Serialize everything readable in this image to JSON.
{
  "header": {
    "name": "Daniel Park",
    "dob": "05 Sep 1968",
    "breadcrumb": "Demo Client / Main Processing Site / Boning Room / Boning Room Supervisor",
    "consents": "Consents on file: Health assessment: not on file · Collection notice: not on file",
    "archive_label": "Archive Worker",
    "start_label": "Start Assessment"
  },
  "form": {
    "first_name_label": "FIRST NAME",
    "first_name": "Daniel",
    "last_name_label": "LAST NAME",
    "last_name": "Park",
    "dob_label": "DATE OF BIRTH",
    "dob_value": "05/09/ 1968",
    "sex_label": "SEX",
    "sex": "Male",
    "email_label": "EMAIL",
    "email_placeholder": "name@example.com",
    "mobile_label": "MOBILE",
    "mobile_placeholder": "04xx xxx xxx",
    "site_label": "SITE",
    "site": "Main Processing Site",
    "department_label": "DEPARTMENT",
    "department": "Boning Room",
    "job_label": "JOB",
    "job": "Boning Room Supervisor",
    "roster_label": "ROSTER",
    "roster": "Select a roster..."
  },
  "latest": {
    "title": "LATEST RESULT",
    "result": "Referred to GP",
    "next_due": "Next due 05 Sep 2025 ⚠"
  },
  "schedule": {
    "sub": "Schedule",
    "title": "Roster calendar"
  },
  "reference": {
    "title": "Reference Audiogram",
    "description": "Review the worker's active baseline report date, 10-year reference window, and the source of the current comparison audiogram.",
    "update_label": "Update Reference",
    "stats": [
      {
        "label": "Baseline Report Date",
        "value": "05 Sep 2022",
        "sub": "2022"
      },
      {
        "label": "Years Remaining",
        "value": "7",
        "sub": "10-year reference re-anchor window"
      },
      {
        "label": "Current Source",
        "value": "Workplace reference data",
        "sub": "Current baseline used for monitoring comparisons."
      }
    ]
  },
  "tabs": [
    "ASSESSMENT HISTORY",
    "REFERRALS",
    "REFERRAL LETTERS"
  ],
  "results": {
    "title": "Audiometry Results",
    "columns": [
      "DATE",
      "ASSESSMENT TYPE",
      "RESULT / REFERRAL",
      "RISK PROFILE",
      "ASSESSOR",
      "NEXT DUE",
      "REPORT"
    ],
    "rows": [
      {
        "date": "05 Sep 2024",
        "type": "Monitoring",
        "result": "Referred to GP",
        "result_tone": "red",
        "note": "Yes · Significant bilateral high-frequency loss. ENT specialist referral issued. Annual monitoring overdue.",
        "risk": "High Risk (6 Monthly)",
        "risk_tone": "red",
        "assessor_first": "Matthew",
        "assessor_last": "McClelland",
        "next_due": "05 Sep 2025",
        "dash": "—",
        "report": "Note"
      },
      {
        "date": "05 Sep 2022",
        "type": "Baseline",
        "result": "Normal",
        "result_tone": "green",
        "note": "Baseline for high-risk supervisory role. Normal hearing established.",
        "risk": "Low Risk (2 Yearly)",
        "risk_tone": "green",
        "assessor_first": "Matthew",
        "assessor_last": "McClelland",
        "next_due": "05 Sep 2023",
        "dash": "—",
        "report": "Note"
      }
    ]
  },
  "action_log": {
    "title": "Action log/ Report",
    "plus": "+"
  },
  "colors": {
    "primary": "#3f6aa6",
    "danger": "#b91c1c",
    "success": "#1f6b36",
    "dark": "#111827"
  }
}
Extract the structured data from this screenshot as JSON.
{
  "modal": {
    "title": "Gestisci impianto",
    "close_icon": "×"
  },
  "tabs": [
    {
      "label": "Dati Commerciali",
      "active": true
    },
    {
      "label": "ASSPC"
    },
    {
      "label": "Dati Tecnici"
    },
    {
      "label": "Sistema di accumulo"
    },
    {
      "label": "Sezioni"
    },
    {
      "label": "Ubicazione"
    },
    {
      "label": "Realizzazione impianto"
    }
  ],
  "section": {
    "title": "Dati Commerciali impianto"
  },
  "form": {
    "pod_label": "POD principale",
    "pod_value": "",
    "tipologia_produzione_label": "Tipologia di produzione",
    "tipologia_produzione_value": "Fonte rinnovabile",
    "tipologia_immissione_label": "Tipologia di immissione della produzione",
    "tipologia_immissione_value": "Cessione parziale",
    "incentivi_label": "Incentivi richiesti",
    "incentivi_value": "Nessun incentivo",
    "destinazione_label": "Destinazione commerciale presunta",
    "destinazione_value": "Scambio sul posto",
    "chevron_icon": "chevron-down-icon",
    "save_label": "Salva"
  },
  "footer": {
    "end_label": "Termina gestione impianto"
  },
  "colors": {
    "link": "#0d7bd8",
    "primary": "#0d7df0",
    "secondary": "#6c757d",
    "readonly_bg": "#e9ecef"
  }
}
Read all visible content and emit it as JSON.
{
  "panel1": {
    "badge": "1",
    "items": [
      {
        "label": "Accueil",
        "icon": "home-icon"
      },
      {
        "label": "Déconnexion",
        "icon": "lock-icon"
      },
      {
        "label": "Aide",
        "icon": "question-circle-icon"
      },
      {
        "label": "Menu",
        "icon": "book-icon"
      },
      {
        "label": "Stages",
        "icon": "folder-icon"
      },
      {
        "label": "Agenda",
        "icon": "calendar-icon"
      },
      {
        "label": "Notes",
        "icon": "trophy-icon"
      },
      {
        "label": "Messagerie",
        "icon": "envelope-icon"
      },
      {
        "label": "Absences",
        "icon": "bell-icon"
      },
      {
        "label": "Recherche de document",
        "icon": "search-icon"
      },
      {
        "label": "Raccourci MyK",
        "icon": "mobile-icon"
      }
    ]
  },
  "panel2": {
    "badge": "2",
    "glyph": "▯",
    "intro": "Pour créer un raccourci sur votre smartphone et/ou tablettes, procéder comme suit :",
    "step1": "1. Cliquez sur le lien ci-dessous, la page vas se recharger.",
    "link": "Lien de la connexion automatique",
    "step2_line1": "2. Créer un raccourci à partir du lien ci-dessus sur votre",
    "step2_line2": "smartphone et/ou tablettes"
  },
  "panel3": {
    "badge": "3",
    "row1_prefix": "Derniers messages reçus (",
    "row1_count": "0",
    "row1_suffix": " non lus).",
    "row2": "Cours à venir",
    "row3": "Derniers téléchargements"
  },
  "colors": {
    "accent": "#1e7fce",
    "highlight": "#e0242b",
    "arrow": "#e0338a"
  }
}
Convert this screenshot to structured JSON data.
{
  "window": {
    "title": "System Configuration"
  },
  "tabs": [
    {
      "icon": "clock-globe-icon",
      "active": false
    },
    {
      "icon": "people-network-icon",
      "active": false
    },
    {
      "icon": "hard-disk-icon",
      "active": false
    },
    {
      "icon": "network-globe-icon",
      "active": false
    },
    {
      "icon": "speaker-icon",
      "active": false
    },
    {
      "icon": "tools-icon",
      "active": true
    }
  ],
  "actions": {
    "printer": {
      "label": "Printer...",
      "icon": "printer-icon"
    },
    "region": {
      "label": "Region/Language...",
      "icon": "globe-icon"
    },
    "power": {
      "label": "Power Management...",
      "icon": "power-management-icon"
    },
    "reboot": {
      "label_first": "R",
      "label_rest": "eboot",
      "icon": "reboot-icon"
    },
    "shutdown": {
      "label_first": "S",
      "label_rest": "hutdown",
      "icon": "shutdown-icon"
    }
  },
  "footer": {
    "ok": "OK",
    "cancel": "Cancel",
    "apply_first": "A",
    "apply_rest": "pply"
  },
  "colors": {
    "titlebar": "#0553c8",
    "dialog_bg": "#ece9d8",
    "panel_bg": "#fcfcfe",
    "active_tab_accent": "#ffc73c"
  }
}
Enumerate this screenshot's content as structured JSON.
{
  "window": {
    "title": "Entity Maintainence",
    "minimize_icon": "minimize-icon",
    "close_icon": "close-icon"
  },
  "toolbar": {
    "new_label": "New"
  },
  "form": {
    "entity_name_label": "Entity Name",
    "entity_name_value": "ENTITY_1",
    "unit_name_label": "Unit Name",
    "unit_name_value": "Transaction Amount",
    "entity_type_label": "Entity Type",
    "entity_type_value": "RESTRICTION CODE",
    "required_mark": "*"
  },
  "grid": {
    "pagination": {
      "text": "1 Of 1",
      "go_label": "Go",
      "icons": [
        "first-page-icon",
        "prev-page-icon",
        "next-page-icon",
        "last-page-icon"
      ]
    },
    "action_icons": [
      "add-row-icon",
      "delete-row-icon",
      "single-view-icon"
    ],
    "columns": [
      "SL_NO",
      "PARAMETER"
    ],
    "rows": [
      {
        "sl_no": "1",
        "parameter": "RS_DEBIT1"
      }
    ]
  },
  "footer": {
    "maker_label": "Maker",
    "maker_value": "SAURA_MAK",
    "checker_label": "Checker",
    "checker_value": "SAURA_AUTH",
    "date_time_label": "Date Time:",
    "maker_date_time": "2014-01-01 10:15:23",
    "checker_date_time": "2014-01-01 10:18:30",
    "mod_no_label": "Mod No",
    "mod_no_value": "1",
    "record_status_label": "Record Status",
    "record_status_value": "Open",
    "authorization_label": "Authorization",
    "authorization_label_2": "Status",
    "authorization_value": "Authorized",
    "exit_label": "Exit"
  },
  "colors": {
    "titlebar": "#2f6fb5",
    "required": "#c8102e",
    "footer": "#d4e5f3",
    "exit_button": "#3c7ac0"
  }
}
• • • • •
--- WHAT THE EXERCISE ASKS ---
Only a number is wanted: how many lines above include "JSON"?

--- WRITTEN RESPONSE ---
5